The battle that followed in Pakistan in 1990 were not that close if considered Test by Test, but once again the honours were shared. At Karachi, the new pair of Pakistani pace, Wasim Akram and Waqar Younis, bowled them to a 8-wicket win. At Faisalabad their efforts were outdone by Ian Bishop and Curtly Ambrose bowling alongside Marshall and Walsh. The third Test was drawn, Imran standing doggedly to eke out an unbeaten 58, batting just 8 minutes short of five hours, defying the scorching pace attack, Pakistan ending at 242 for 6, four wickets in hand and 104 short of their target.
Those three drawn series witnessed some of the most fascinating moments on the cricket field.
Down the years
As the 1990s rolled on, the keen contests were less frequent, the two teams winning heavily at home. With the new century, the West Indian powers dwindled to embarrassing levels, and in spite of the eccentricities associated with the Pakistanis the results were loaded majorly in favour of the sub-continental team.
Yet, even in their worst days, the West Indians have not allowed Pakistan to win a series in the Caribbean islands.

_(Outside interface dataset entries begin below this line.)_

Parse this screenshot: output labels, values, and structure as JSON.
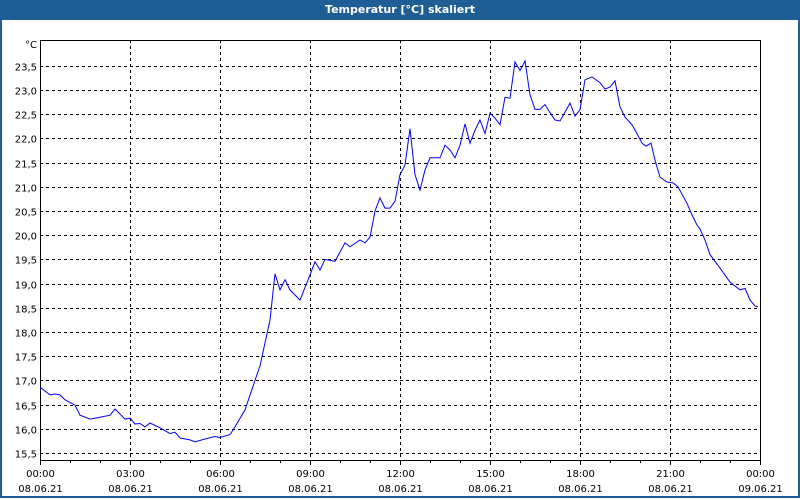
{
  "window": {
    "title": "Temperatur [°C] skaliert"
  },
  "chart_data": {
    "type": "line",
    "title": "Temperatur [°C] skaliert",
    "ylabel": "°C",
    "xlabel": "",
    "xlim_hours": [
      0,
      24
    ],
    "ylim": [
      15.35,
      23.8
    ],
    "grid": true,
    "line_color": "#0000ff",
    "yticks": [
      "15,5",
      "16,0",
      "16,5",
      "17,0",
      "17,5",
      "18,0",
      "18,5",
      "19,0",
      "19,5",
      "20,0",
      "20,5",
      "21,0",
      "21,5",
      "22,0",
      "22,5",
      "23,0",
      "23,5"
    ],
    "ytick_values": [
      15.5,
      16,
      16.5,
      17,
      17.5,
      18,
      18.5,
      19,
      19.5,
      20,
      20.5,
      21,
      21.5,
      22,
      22.5,
      23,
      23.5
    ],
    "xticks": [
      {
        "hour": 0,
        "time": "00:00",
        "date": "08.06.21"
      },
      {
        "hour": 3,
        "time": "03:00",
        "date": "08.06.21"
      },
      {
        "hour": 6,
        "time": "06:00",
        "date": "08.06.21"
      },
      {
        "hour": 9,
        "time": "09:00",
        "date": "08.06.21"
      },
      {
        "hour": 12,
        "time": "12:00",
        "date": "08.06.21"
      },
      {
        "hour": 15,
        "time": "15:00",
        "date": "08.06.21"
      },
      {
        "hour": 18,
        "time": "18:00",
        "date": "08.06.21"
      },
      {
        "hour": 21,
        "time": "21:00",
        "date": "08.06.21"
      },
      {
        "hour": 24,
        "time": "00:00",
        "date": "09.06.21"
      }
    ],
    "series": [
      {
        "name": "Temperatur",
        "points": [
          [
            0,
            16.86
          ],
          [
            0.333,
            16.7
          ],
          [
            0.5,
            16.72
          ],
          [
            0.667,
            16.7
          ],
          [
            0.833,
            16.6
          ],
          [
            1.167,
            16.49
          ],
          [
            1.333,
            16.28
          ],
          [
            1.667,
            16.2
          ],
          [
            2,
            16.24
          ],
          [
            2.333,
            16.28
          ],
          [
            2.5,
            16.41
          ],
          [
            2.833,
            16.2
          ],
          [
            3,
            16.22
          ],
          [
            3.167,
            16.1
          ],
          [
            3.333,
            16.11
          ],
          [
            3.5,
            16.04
          ],
          [
            3.667,
            16.12
          ],
          [
            4,
            16.02
          ],
          [
            4.333,
            15.9
          ],
          [
            4.5,
            15.93
          ],
          [
            4.667,
            15.81
          ],
          [
            5,
            15.77
          ],
          [
            5.167,
            15.73
          ],
          [
            5.5,
            15.79
          ],
          [
            5.833,
            15.84
          ],
          [
            6,
            15.82
          ],
          [
            6.333,
            15.88
          ],
          [
            6.5,
            16.04
          ],
          [
            6.833,
            16.39
          ],
          [
            7.167,
            17.0
          ],
          [
            7.333,
            17.3
          ],
          [
            7.667,
            18.25
          ],
          [
            7.833,
            19.2
          ],
          [
            8,
            18.87
          ],
          [
            8.167,
            19.08
          ],
          [
            8.333,
            18.87
          ],
          [
            8.667,
            18.66
          ],
          [
            9,
            19.18
          ],
          [
            9.167,
            19.45
          ],
          [
            9.333,
            19.28
          ],
          [
            9.5,
            19.5
          ],
          [
            9.833,
            19.46
          ],
          [
            10.167,
            19.84
          ],
          [
            10.333,
            19.76
          ],
          [
            10.667,
            19.9
          ],
          [
            10.833,
            19.84
          ],
          [
            11,
            19.96
          ],
          [
            11.167,
            20.5
          ],
          [
            11.333,
            20.77
          ],
          [
            11.5,
            20.56
          ],
          [
            11.667,
            20.56
          ],
          [
            11.833,
            20.7
          ],
          [
            12,
            21.25
          ],
          [
            12.167,
            21.45
          ],
          [
            12.333,
            22.2
          ],
          [
            12.5,
            21.25
          ],
          [
            12.667,
            20.93
          ],
          [
            12.833,
            21.35
          ],
          [
            13,
            21.6
          ],
          [
            13.333,
            21.6
          ],
          [
            13.5,
            21.86
          ],
          [
            13.667,
            21.76
          ],
          [
            13.833,
            21.6
          ],
          [
            14,
            21.86
          ],
          [
            14.167,
            22.3
          ],
          [
            14.333,
            21.9
          ],
          [
            14.5,
            22.17
          ],
          [
            14.667,
            22.38
          ],
          [
            14.833,
            22.1
          ],
          [
            15,
            22.52
          ],
          [
            15.167,
            22.42
          ],
          [
            15.333,
            22.28
          ],
          [
            15.5,
            22.85
          ],
          [
            15.667,
            22.83
          ],
          [
            15.833,
            23.58
          ],
          [
            16,
            23.4
          ],
          [
            16.167,
            23.6
          ],
          [
            16.333,
            22.9
          ],
          [
            16.5,
            22.6
          ],
          [
            16.667,
            22.6
          ],
          [
            16.833,
            22.7
          ],
          [
            17,
            22.53
          ],
          [
            17.167,
            22.38
          ],
          [
            17.333,
            22.36
          ],
          [
            17.667,
            22.73
          ],
          [
            17.833,
            22.46
          ],
          [
            18,
            22.59
          ],
          [
            18.167,
            23.21
          ],
          [
            18.4,
            23.27
          ],
          [
            18.667,
            23.15
          ],
          [
            18.833,
            23.02
          ],
          [
            19,
            23.06
          ],
          [
            19.167,
            23.19
          ],
          [
            19.333,
            22.65
          ],
          [
            19.5,
            22.44
          ],
          [
            19.733,
            22.28
          ],
          [
            19.9,
            22.1
          ],
          [
            20.067,
            21.9
          ],
          [
            20.2,
            21.84
          ],
          [
            20.367,
            21.9
          ],
          [
            20.5,
            21.55
          ],
          [
            20.667,
            21.2
          ],
          [
            20.9,
            21.1
          ],
          [
            21.1,
            21.08
          ],
          [
            21.267,
            21.0
          ],
          [
            21.567,
            20.66
          ],
          [
            21.733,
            20.42
          ],
          [
            21.9,
            20.21
          ],
          [
            22,
            20.13
          ],
          [
            22.167,
            19.9
          ],
          [
            22.333,
            19.6
          ],
          [
            22.667,
            19.32
          ],
          [
            23,
            19.03
          ],
          [
            23.333,
            18.87
          ],
          [
            23.5,
            18.9
          ],
          [
            23.667,
            18.66
          ],
          [
            23.833,
            18.54
          ],
          [
            23.933,
            18.52
          ]
        ]
      }
    ]
  }
}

Sometimes they have been helped by the plight of the visiting cricketers plagued by their own problems and unpredictability. Otherwise, they have somehow managed to lift their own game to engage in stiff contests.
There have been, however, moments and milestones even in the days after the titanic tussles of the 70s and 80s. And they have taken place in both formats.
One cannot forget the glittering smile of the normally sedate Jimmy Adams as he and Walsh the rabbit battled 72 minutes to stitch together the required 19 runs to win the Test and series in 2000.
One cannot forget the Brian Lara classics in both the formats. Be it the breath-taking 153 at Sharjah in 1993 or the equally dazzling 156 by his older self in 2005. Or in the longer format his brilliance in 2005 and 2006 when he slammed 130 in Barbados and 153 in Jamaica, to follow them with 122 at Lahore and finally slamming 7 sixes in his 216 at Multan.
Similarly, there have been forgotten classics such as Basit Ali’s incredible 127 not out at Sharjah in 1993, or mammoth run making feats like the two 190s struck by Mohammad Yousuf in back to back Tests in 2006, the two 160s by Aameer Sohail or the 177 by Inzamam-ul-Haq in 1997.
There has been Bishop in destructive mood with 5 for 25 at Brisbane, the Pakistanis limping to a pitiable 71 all out. 18 years down the line there has been Shahid Afridi, capturing 7 for 12 to bring West Indies down to their knees in Providence.
Even now, when West Indies and Pakistan meet, there lingers the possibility of a miracle, a contest that can redefine possibilities. It is no longer the 1980s. The teams are no more the best in business, and neither are their meetings apt to fire the imagination of fans. But they can still bring about matches that defy the laws of science and cricket and make one believe in Santa Claus.
Else, how can one explain that Test in Dubai last October? Full of momentous milestones, boiling down to a thriller of suspended disbelief. Azhar Ali had marched to 302 not out, the first one to reach triple hundred in these contests since Hanif and Sobers. And then Devendra Bishoo, self-effacing to the point of apologetic, captured 8 for 49 to turn a 222-run deficit into a potential victory. And before Darren Bravo fell for 116 at the total of 263, the cricket world had dared to believe in a miracle.
Yes, these two sides seem bound by destiny to produce cricketing contests scripted for sensation. The days of their splendour are long gone, and the world is blinded by the arc-lights of the IPL as they lock horns in the gloom of the erstwhile cricket crazy islands.
But, who knows? We may witness another exceptional encounter. It may be wise to keep one eye on the proceedings in the Caribbean, lest another surprise lies in store.